If you are paying an hourly rate, the total attorney price that you will pay will be determined by the number of billable hours.
Billable hours are just that – the total number of hours the lawyer spent performing work directly related to your case. This can include researching, writing, sending emails, talking on the phone, etc., as long as it pertains to your case. That being said, never assume that conversations with your lawyer will not cost you money, because the bill can add up fast.
In the most common billing scenario, attorney prices are equal to the total number of billable hours multiplied by the attorney’s hourly rate.
Certain types of legal services are performed on a flat fee basis. A flat fee means the attorney prices will be stated in full upfront in the engagement letter. So if the engagement letter says the service costs $2000, you will pay $2000 no matter how much time the attorney spends working.
Flat fees are only offered for some services, usually ones that are transactional in nature. However, flat fees are occasionally used in other cases too. Filing a trademark or provisional patent, incorporating or forming an LLC, and drafting a will are some examples of services that can often be performed on a flat fee basis.
Attorney rates and prices can be very complex, especially when different billing methods are used within the scope of a single project.
For example, if you hired an attorney to help with starting an LLC and hiring your first employee, the lawyer might charge you a retainer up front, a flat fee for the LLC formation, and bill you by the hour to draft the employment documents.

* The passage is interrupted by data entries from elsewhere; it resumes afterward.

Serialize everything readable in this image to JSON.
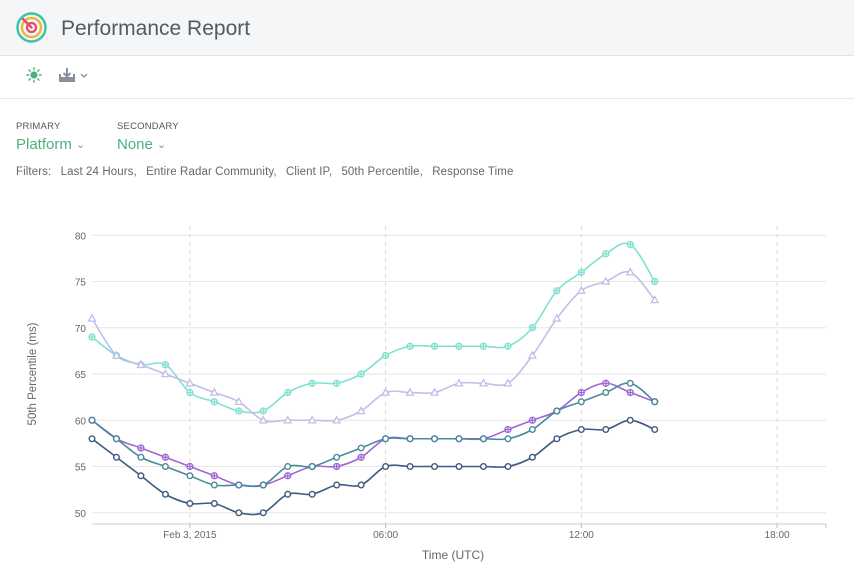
{
  "app": {
    "title": "Performance Report"
  },
  "toolbar": {
    "theme_icon": "sun-icon",
    "export_icon": "download-icon"
  },
  "selectors": {
    "primary": {
      "label": "PRIMARY",
      "value": "Platform"
    },
    "secondary": {
      "label": "SECONDARY",
      "value": "None"
    }
  },
  "filters": {
    "label": "Filters:",
    "items": [
      "Last 24 Hours,",
      "Entire Radar Community,",
      "Client IP,",
      "50th Percentile,",
      "Response Time"
    ]
  },
  "colors": {
    "accent": "#4fb07d",
    "series": [
      "#7fe0d0",
      "#c5bce8",
      "#a066d4",
      "#4a8a9c",
      "#3d5a80"
    ]
  },
  "chart_data": {
    "type": "line",
    "ylabel": "50th Percentile (ms)",
    "xlabel": "Time (UTC)",
    "ylim": [
      49,
      81
    ],
    "yticks": [
      50,
      55,
      60,
      65,
      70,
      75,
      80
    ],
    "xtick_labels": [
      {
        "hour": 2,
        "label": "Feb 3, 2015"
      },
      {
        "hour": 6,
        "label": "06:00"
      },
      {
        "hour": 10,
        "label": "12:00"
      },
      {
        "hour": 14,
        "label": "18:00"
      }
    ],
    "x": [
      0,
      0.5,
      1,
      1.5,
      2,
      2.5,
      3,
      3.5,
      4,
      4.5,
      5,
      5.5,
      6,
      6.5,
      7,
      7.5,
      8,
      8.5,
      9,
      9.5,
      10,
      10.5,
      11,
      11.5,
      12,
      12.5,
      13,
      13.5,
      14,
      14.5,
      15
    ],
    "series": [
      {
        "marker": "cross",
        "values": [
          69,
          67,
          66,
          66,
          63,
          62,
          61,
          61,
          63,
          64,
          64,
          65,
          67,
          68,
          68,
          68,
          68,
          68,
          70,
          74,
          76,
          78,
          79,
          75
        ]
      },
      {
        "marker": "triangle",
        "values": [
          71,
          67,
          66,
          65,
          64,
          63,
          62,
          60,
          60,
          60,
          60,
          61,
          63,
          63,
          63,
          64,
          64,
          64,
          67,
          71,
          74,
          75,
          76,
          73
        ]
      },
      {
        "marker": "cross",
        "values": [
          60,
          58,
          57,
          56,
          55,
          54,
          53,
          53,
          54,
          55,
          55,
          56,
          58,
          58,
          58,
          58,
          58,
          59,
          60,
          61,
          63,
          64,
          63,
          62
        ]
      },
      {
        "marker": "circle",
        "values": [
          60,
          58,
          56,
          55,
          54,
          53,
          53,
          53,
          55,
          55,
          56,
          57,
          58,
          58,
          58,
          58,
          58,
          58,
          59,
          61,
          62,
          63,
          64,
          62
        ]
      },
      {
        "marker": "circle",
        "values": [
          58,
          56,
          54,
          52,
          51,
          51,
          50,
          50,
          52,
          52,
          53,
          53,
          55,
          55,
          55,
          55,
          55,
          55,
          56,
          58,
          59,
          59,
          60,
          59
        ]
      }
    ]
  }
}
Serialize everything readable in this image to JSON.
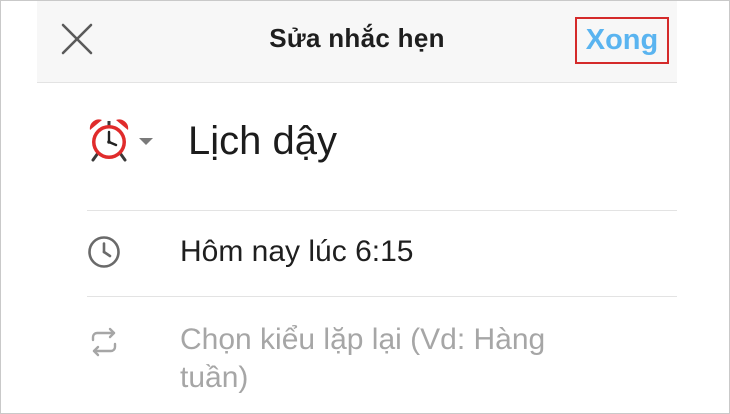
{
  "header": {
    "title": "Sửa nhắc hẹn",
    "done_label": "Xong",
    "close_icon": "close-icon"
  },
  "reminder": {
    "icon": "alarm-clock-icon",
    "title_value": "Lịch dậy"
  },
  "time": {
    "icon": "clock-icon",
    "value": "Hôm nay lúc 6:15"
  },
  "repeat": {
    "icon": "repeat-icon",
    "placeholder": "Chọn kiểu lặp lại (Vd: Hàng tuần)"
  },
  "colors": {
    "done_text": "#5ab4f0",
    "highlight_border": "#d42a2a",
    "header_bg": "#f7f7f7",
    "placeholder_text": "#a6a6a6"
  }
}
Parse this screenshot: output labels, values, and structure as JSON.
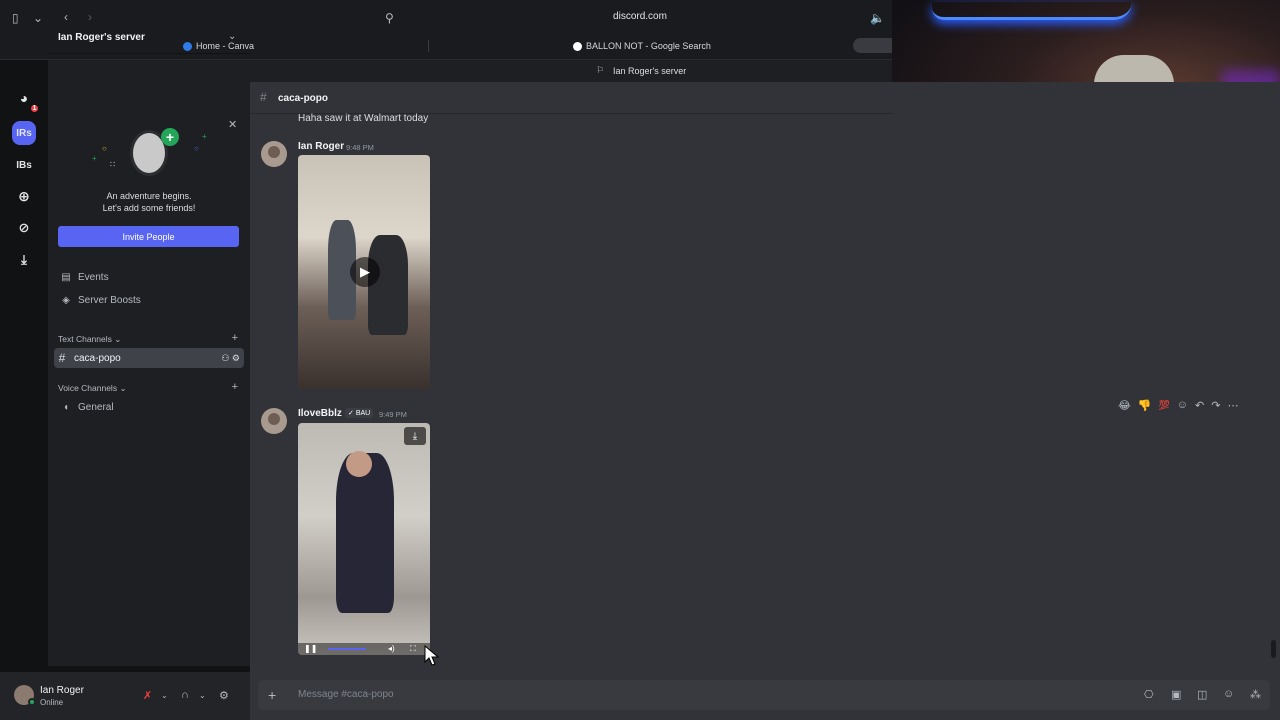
{
  "browser": {
    "url": "discord.com",
    "tabs": [
      {
        "label": "Home - Canva"
      },
      {
        "label": "BALLON NOT - Google Search"
      }
    ],
    "window_title": "Ian Roger's server"
  },
  "server_rail": {
    "items": [
      {
        "label": "",
        "name": "discord-home",
        "badge": "1"
      },
      {
        "label": "IRs",
        "name": "server-irs"
      },
      {
        "label": "IBs",
        "name": "server-ibs"
      }
    ]
  },
  "sidebar": {
    "server_name": "Ian Roger's server",
    "invite": {
      "line1": "An adventure begins.",
      "line2": "Let's add some friends!",
      "button": "Invite People"
    },
    "items": [
      {
        "label": "Events",
        "icon": "calendar-icon"
      },
      {
        "label": "Server Boosts",
        "icon": "boost-icon"
      }
    ],
    "text_category": "Text Channels",
    "voice_category": "Voice Channels",
    "text_channels": [
      {
        "label": "caca-popo"
      }
    ],
    "voice_channels": [
      {
        "label": "General"
      }
    ]
  },
  "user": {
    "name": "Ian Roger",
    "status": "Online"
  },
  "channel": {
    "name": "caca-popo"
  },
  "messages": [
    {
      "text": "Haha saw it at Walmart today"
    },
    {
      "author": "Ian Roger",
      "time": "9:48 PM"
    },
    {
      "author": "IloveBblz",
      "tag": "BAU",
      "time": "9:49 PM"
    }
  ],
  "composer": {
    "placeholder": "Message #caca-popo"
  },
  "colors": {
    "accent": "#5865f2",
    "online": "#23a55a",
    "background": "#313338",
    "sidebar": "#1e1f22"
  }
}
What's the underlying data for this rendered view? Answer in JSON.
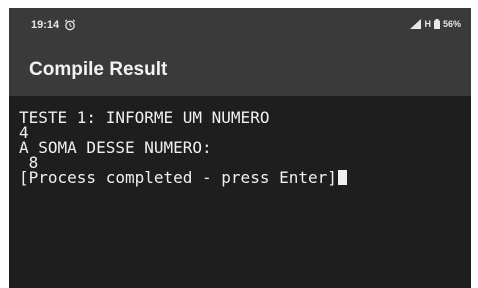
{
  "status_bar": {
    "time": "19:14",
    "network": "H",
    "battery": "56%",
    "icons": [
      "alarm-icon",
      "signal-icon",
      "battery-icon"
    ]
  },
  "app_bar": {
    "title": "Compile Result"
  },
  "console": {
    "lines": [
      "TESTE 1: INFORME UM NUMERO",
      "4",
      "A SOMA DESSE NUMERO:",
      " 8",
      "[Process completed - press Enter]"
    ]
  },
  "colors": {
    "bar_background": "#3a3a3a",
    "console_background": "#1e1e1e",
    "text": "#f0f0f0"
  }
}
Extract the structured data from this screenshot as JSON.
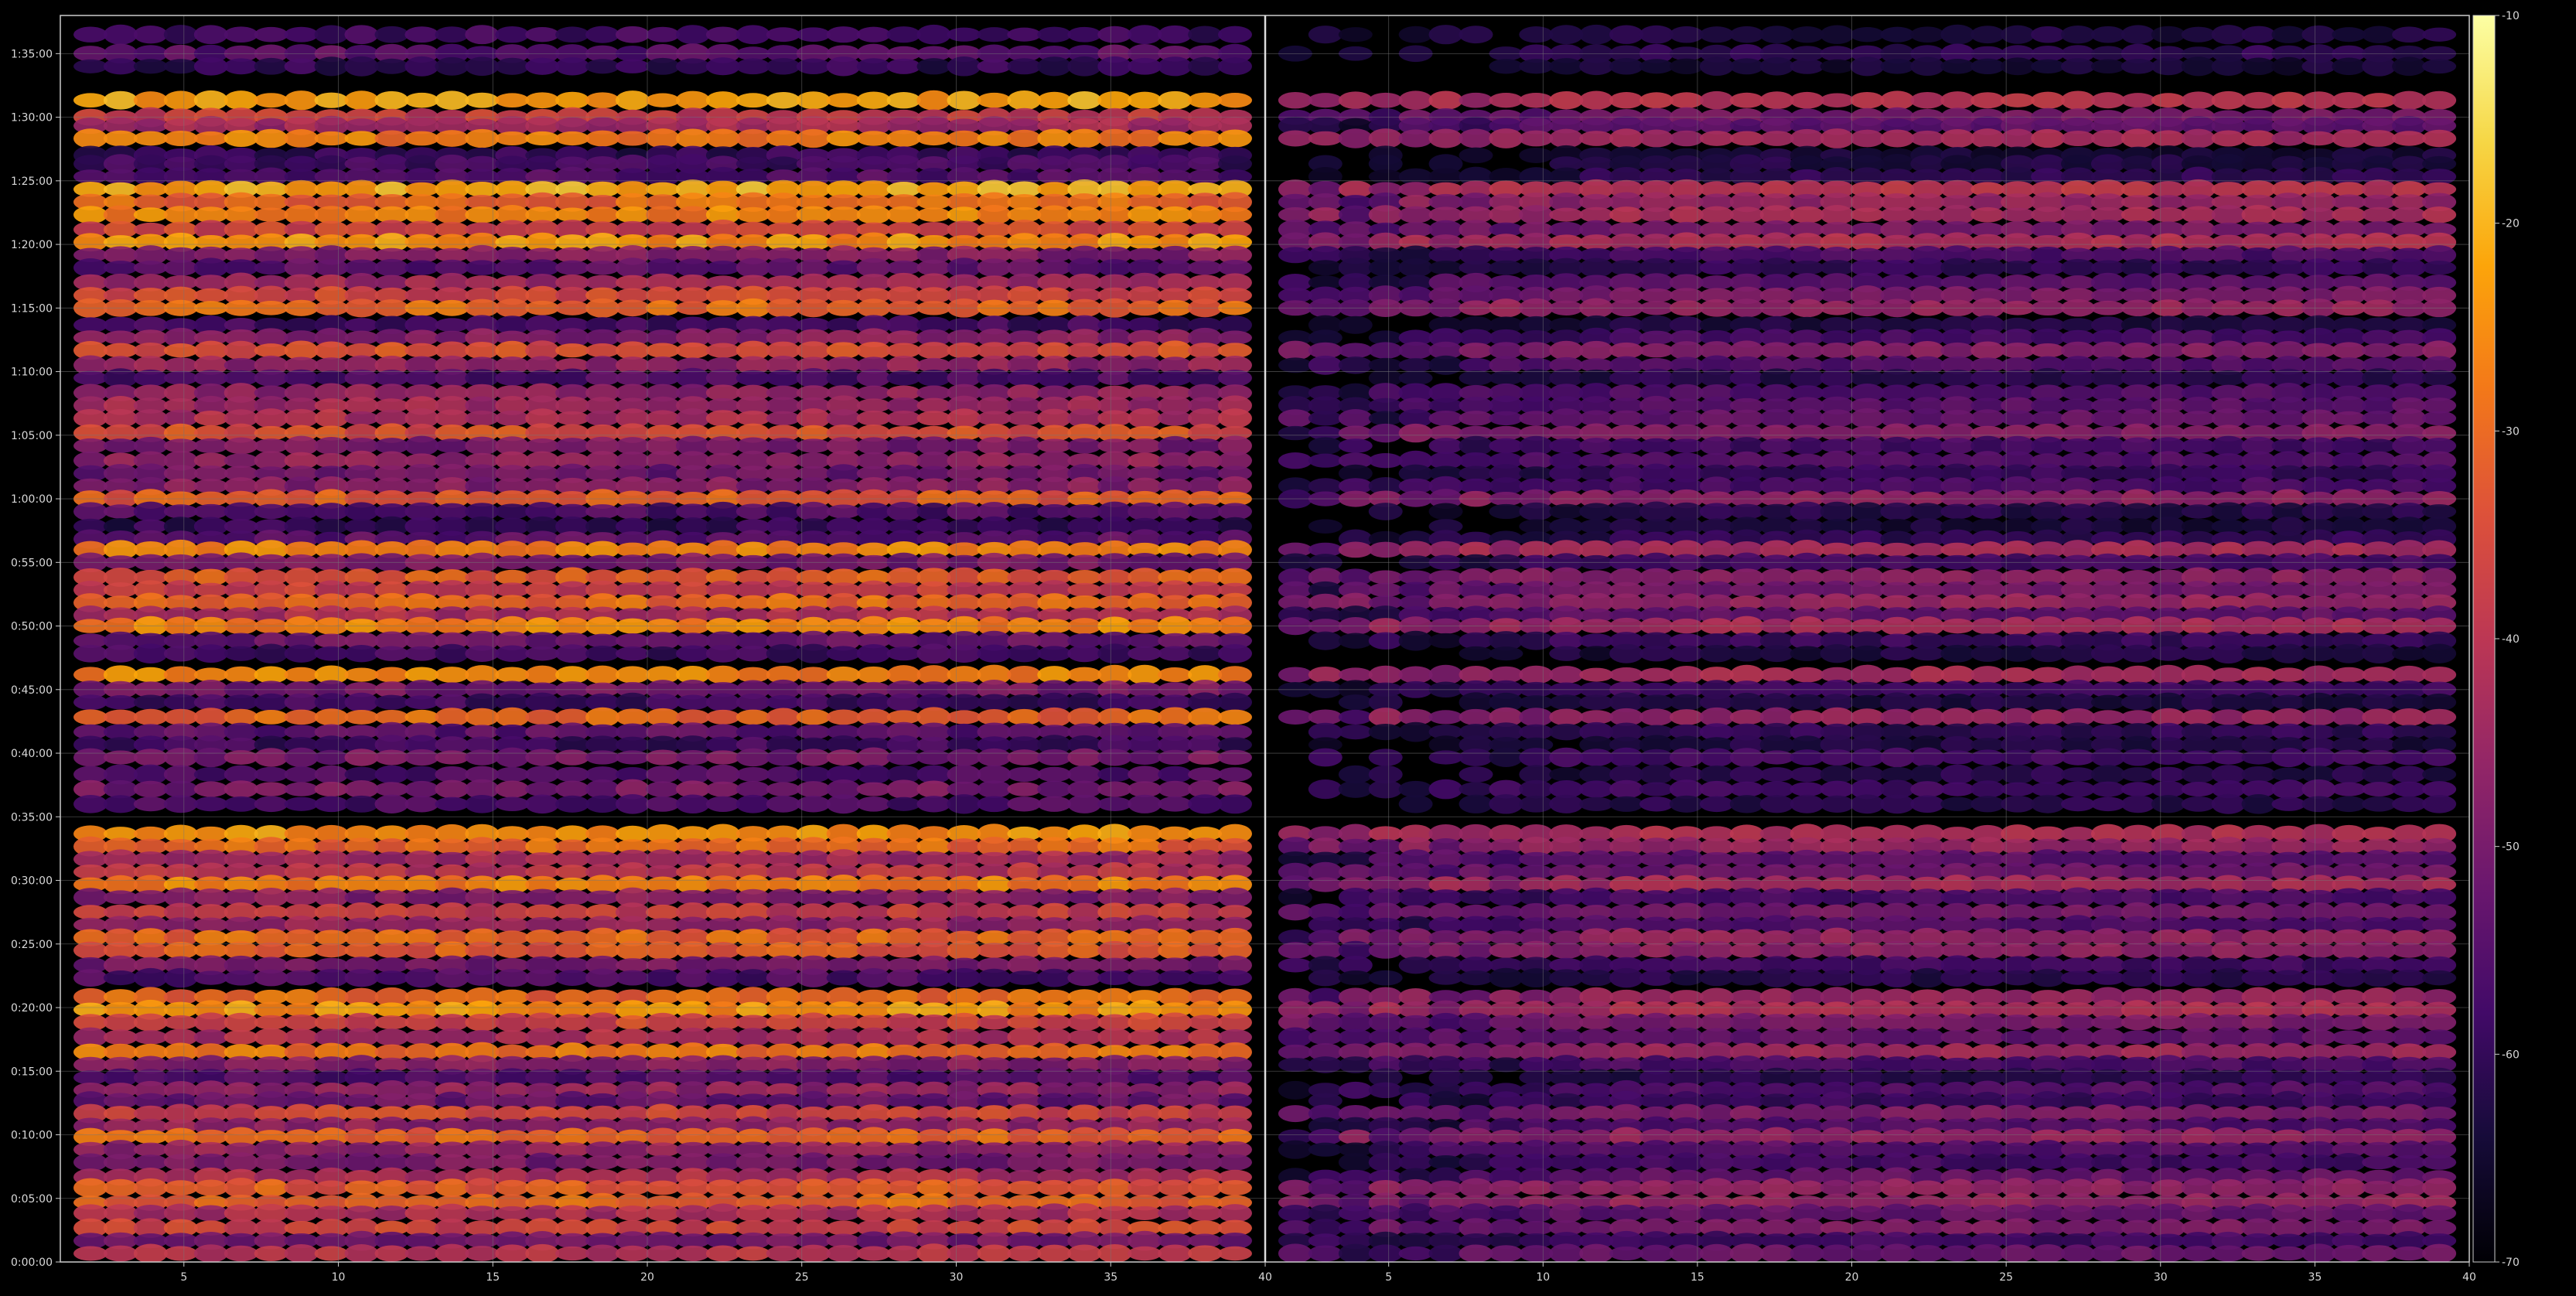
{
  "chart_data": {
    "type": "heatmap",
    "title": "",
    "xlabel": "",
    "ylabel": "",
    "colormap": "inferno",
    "background_color": "#000000",
    "frame_color": "#cccccc",
    "grid": true,
    "grid_color": "#777777",
    "panels": [
      {
        "name": "left",
        "x_range": [
          1,
          40
        ],
        "x_ticks": [
          5,
          10,
          15,
          20,
          25,
          30,
          35,
          40
        ],
        "intensity_scale": 1.0
      },
      {
        "name": "right",
        "x_range": [
          1,
          40
        ],
        "x_ticks": [
          5,
          10,
          15,
          20,
          25,
          30,
          35,
          40
        ],
        "intensity_scale": 0.62
      }
    ],
    "y_range_seconds": [
      0,
      5880
    ],
    "y_ticks": [
      {
        "seconds": 0,
        "label": "0:00:00"
      },
      {
        "seconds": 300,
        "label": "0:05:00"
      },
      {
        "seconds": 600,
        "label": "0:10:00"
      },
      {
        "seconds": 900,
        "label": "0:15:00"
      },
      {
        "seconds": 1200,
        "label": "0:20:00"
      },
      {
        "seconds": 1500,
        "label": "0:25:00"
      },
      {
        "seconds": 1800,
        "label": "0:30:00"
      },
      {
        "seconds": 2100,
        "label": "0:35:00"
      },
      {
        "seconds": 2400,
        "label": "0:40:00"
      },
      {
        "seconds": 2700,
        "label": "0:45:00"
      },
      {
        "seconds": 3000,
        "label": "0:50:00"
      },
      {
        "seconds": 3300,
        "label": "0:55:00"
      },
      {
        "seconds": 3600,
        "label": "1:00:00"
      },
      {
        "seconds": 3900,
        "label": "1:05:00"
      },
      {
        "seconds": 4200,
        "label": "1:10:00"
      },
      {
        "seconds": 4500,
        "label": "1:15:00"
      },
      {
        "seconds": 4800,
        "label": "1:20:00"
      },
      {
        "seconds": 5100,
        "label": "1:25:00"
      },
      {
        "seconds": 5400,
        "label": "1:30:00"
      },
      {
        "seconds": 5700,
        "label": "1:35:00"
      }
    ],
    "rows": [
      {
        "t": 5790,
        "db": -58
      },
      {
        "t": 5700,
        "db": -54
      },
      {
        "t": 5640,
        "db": -60
      },
      {
        "t": 5480,
        "db": -22
      },
      {
        "t": 5400,
        "db": -38
      },
      {
        "t": 5360,
        "db": -44
      },
      {
        "t": 5300,
        "db": -27
      },
      {
        "t": 5220,
        "db": -60
      },
      {
        "t": 5180,
        "db": -58
      },
      {
        "t": 5120,
        "db": -55
      },
      {
        "t": 5060,
        "db": -21
      },
      {
        "t": 5000,
        "db": -30
      },
      {
        "t": 4940,
        "db": -26
      },
      {
        "t": 4870,
        "db": -36
      },
      {
        "t": 4810,
        "db": -24
      },
      {
        "t": 4750,
        "db": -48
      },
      {
        "t": 4690,
        "db": -54
      },
      {
        "t": 4620,
        "db": -44
      },
      {
        "t": 4560,
        "db": -36
      },
      {
        "t": 4500,
        "db": -30
      },
      {
        "t": 4420,
        "db": -58
      },
      {
        "t": 4360,
        "db": -48
      },
      {
        "t": 4300,
        "db": -34
      },
      {
        "t": 4230,
        "db": -46
      },
      {
        "t": 4170,
        "db": -56
      },
      {
        "t": 4100,
        "db": -46
      },
      {
        "t": 4040,
        "db": -44
      },
      {
        "t": 3980,
        "db": -42
      },
      {
        "t": 3910,
        "db": -34
      },
      {
        "t": 3850,
        "db": -50
      },
      {
        "t": 3780,
        "db": -46
      },
      {
        "t": 3720,
        "db": -52
      },
      {
        "t": 3660,
        "db": -48
      },
      {
        "t": 3600,
        "db": -32
      },
      {
        "t": 3540,
        "db": -56
      },
      {
        "t": 3470,
        "db": -60
      },
      {
        "t": 3410,
        "db": -54
      },
      {
        "t": 3360,
        "db": -26
      },
      {
        "t": 3300,
        "db": -50
      },
      {
        "t": 3230,
        "db": -32
      },
      {
        "t": 3170,
        "db": -38
      },
      {
        "t": 3110,
        "db": -30
      },
      {
        "t": 3050,
        "db": -42
      },
      {
        "t": 3000,
        "db": -26
      },
      {
        "t": 2930,
        "db": -52
      },
      {
        "t": 2870,
        "db": -58
      },
      {
        "t": 2770,
        "db": -26
      },
      {
        "t": 2700,
        "db": -50
      },
      {
        "t": 2640,
        "db": -58
      },
      {
        "t": 2570,
        "db": -30
      },
      {
        "t": 2500,
        "db": -54
      },
      {
        "t": 2440,
        "db": -58
      },
      {
        "t": 2380,
        "db": -50
      },
      {
        "t": 2300,
        "db": -56
      },
      {
        "t": 2230,
        "db": -50
      },
      {
        "t": 2160,
        "db": -56
      },
      {
        "t": 2020,
        "db": -24
      },
      {
        "t": 1960,
        "db": -30
      },
      {
        "t": 1900,
        "db": -44
      },
      {
        "t": 1840,
        "db": -40
      },
      {
        "t": 1780,
        "db": -26
      },
      {
        "t": 1720,
        "db": -48
      },
      {
        "t": 1650,
        "db": -38
      },
      {
        "t": 1590,
        "db": -46
      },
      {
        "t": 1530,
        "db": -30
      },
      {
        "t": 1470,
        "db": -32
      },
      {
        "t": 1400,
        "db": -50
      },
      {
        "t": 1340,
        "db": -56
      },
      {
        "t": 1250,
        "db": -30
      },
      {
        "t": 1190,
        "db": -24
      },
      {
        "t": 1130,
        "db": -36
      },
      {
        "t": 1060,
        "db": -42
      },
      {
        "t": 990,
        "db": -28
      },
      {
        "t": 930,
        "db": -48
      },
      {
        "t": 870,
        "db": -56
      },
      {
        "t": 810,
        "db": -46
      },
      {
        "t": 760,
        "db": -52
      },
      {
        "t": 700,
        "db": -36
      },
      {
        "t": 640,
        "db": -46
      },
      {
        "t": 590,
        "db": -30
      },
      {
        "t": 530,
        "db": -46
      },
      {
        "t": 470,
        "db": -50
      },
      {
        "t": 400,
        "db": -42
      },
      {
        "t": 350,
        "db": -32
      },
      {
        "t": 280,
        "db": -30
      },
      {
        "t": 230,
        "db": -42
      },
      {
        "t": 160,
        "db": -36
      },
      {
        "t": 100,
        "db": -50
      },
      {
        "t": 40,
        "db": -40
      }
    ],
    "colorbar": {
      "range": [
        -70,
        -10
      ],
      "ticks": [
        {
          "value": -10,
          "label": "-10"
        },
        {
          "value": -20,
          "label": "-20"
        },
        {
          "value": -30,
          "label": "-30"
        },
        {
          "value": -40,
          "label": "-40"
        },
        {
          "value": -50,
          "label": "-50"
        },
        {
          "value": -60,
          "label": "-60"
        },
        {
          "value": -70,
          "label": "-70"
        }
      ]
    }
  }
}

The best way to avoid excessively high legal fees is to always carefully read the engagement letter before you sign so you know exactly what you are getting yourself into. That’s why it’s extremely important to understand the basics of how attorney rates work before you make the important decision to hire an attorney. It is also extremely valuable to get quoted attorney rates from different attorneys and compare them…one lawyer may be much higher than the next, even though both would do an adequate job.